HomeNewsBriefPolice Bust Guatemala-Jordan Sex Trafficking Ring

Police Bust Guatemala-Jordan Sex Trafficking Ring


Guatemala has announced the dismantling of an international human trafficking ring that lured young Guatemalan women to Jordan, where they were forced to work in prostitution.

In a press conference, Guatemalan Interior Minister Carlos Menocal said that police had arrested two Guatemalans and two Jordanian nationals, who were described as the leaders of the gang. The four have been charged with human trafficking offenses and forging documents.

Menocal said that "young helpless women” were lured to Jordan with the false promise of legitimate employment in various cities across the country. The gang posted advertisements in several local newspapers across Guatemala, promising young women opportunities to work in the Middle Eastern country as domestic servants, nannies and secretaries with a monthly salary of $400.

However, when the women arrived in Jordan, they were sold for sexual exploitation. The victims were allegedly subject to beatings and forced to work long hours with only one meal a day.

According to the minister, 11 young Guatemalan women have been repatriated from Jordan since June this year, after the operation was initiated following a complaint by two women who had managed to flee Jordan.

Guatemalan President Alvaro Colom said that in capturing the leaders of the gang, police dealt a “heavy blow” to those involved in human trafficking in Guatemala.

With crackdowns on drug trafficking by governments in the region, criminal organizations are increasingly shifting into human trafficking as a way to make money.

According to a report funded by the Ricky Martin Foundation, human trafficking is the second most lucrative criminal activity worldwide, bringing in $9.6 billion in profits last year.

share icon icon icon

Was this content helpful?

We want to sustain Latin America’s largest organized crime database, but in order to do so, we need resources.


What are your thoughts?

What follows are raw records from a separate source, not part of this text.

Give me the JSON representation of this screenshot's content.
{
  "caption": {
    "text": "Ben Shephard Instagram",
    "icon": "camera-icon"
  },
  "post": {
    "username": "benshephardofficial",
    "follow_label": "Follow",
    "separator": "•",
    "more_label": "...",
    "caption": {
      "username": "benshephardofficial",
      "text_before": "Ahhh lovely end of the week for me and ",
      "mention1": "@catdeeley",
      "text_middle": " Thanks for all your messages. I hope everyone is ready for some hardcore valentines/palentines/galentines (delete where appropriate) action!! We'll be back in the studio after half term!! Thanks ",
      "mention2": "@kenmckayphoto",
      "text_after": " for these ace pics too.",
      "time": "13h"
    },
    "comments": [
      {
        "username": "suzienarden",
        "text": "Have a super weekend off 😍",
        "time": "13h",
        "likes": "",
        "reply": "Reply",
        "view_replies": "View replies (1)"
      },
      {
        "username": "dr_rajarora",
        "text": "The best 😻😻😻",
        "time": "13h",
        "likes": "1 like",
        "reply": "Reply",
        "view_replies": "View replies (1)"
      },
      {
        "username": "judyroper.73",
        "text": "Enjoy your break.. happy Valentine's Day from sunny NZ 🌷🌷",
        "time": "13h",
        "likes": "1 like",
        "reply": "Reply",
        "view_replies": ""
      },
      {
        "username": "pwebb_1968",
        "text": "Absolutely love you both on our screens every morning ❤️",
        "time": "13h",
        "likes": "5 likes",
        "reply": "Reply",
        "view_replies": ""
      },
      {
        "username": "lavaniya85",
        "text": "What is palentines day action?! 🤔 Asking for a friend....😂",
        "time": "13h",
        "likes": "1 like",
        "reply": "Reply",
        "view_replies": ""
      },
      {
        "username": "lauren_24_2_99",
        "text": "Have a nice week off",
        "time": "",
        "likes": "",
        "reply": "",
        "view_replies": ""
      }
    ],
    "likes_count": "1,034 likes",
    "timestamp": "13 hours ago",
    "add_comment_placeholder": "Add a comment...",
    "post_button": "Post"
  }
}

Click here to send InSight Crime your comments.

We encourage readers to copy and distribute our work for non-commercial purposes, with attribution to InSight Crime in the byline and links to the original at both the top and bottom of the article. Check the Creative Commons website for more details of how to share our work, and please send us an email if you use an article.

Was this content helpful?

We want to sustain Latin America’s largest organized crime database, but in order to do so, we need resources.


Related Content

BARRIO 18 / 30 NOV 2015

Violence in El Salvador has skyrocketed during 2015. Although it is unclear to just…


Police have arrested a leader of one of El Salvador's most powerful drug smuggling networks, the little-known Texis…


The recent arrests of MS13 gang members in El Salvador accused of committing brutal murders in US East Coast states…

About InSight Crime


Apure Investigation Makes Headlines

22 OCT 2021

InSight Crime’s investigation into the battle for the Venezuelan border state of Apure resonated in both Colombian and Venezuelan media. A dozen outlets picked up the report, including Venezuela’s…


InSight Crime Tackles Illegal Fishing

15 OCT 2021

In October, InSight Crime and American University’s Center for Latin American and Latino Studies (CLALS) began a year-long project on illegal, unreported, unregulated (IUU) fishing in…


InSight Crime Featured in Handbook for Reporting on Organized Crime

8 OCT 2021

In late September, the Global Investigative Journalism Network (GIJN) published an excerpt of its forthcoming guide on reporting organized crime in Indonesia.


Probing Organized Crime in Haiti

1 OCT 2021

InSight Crime has made it a priority to investigate organized crime in Haiti, where an impotent state is reeling after the July assassination of President Jovenel Moïse, coupled with an…


Emergency First Aid in Hostile Environments

24 SEP 2021

At InSight Crime's annual treat, we ramped up hostile environment and emergency first aid training for our 40-member staff, many of whom conduct on-the-ground investigations in dangerous corners of the region.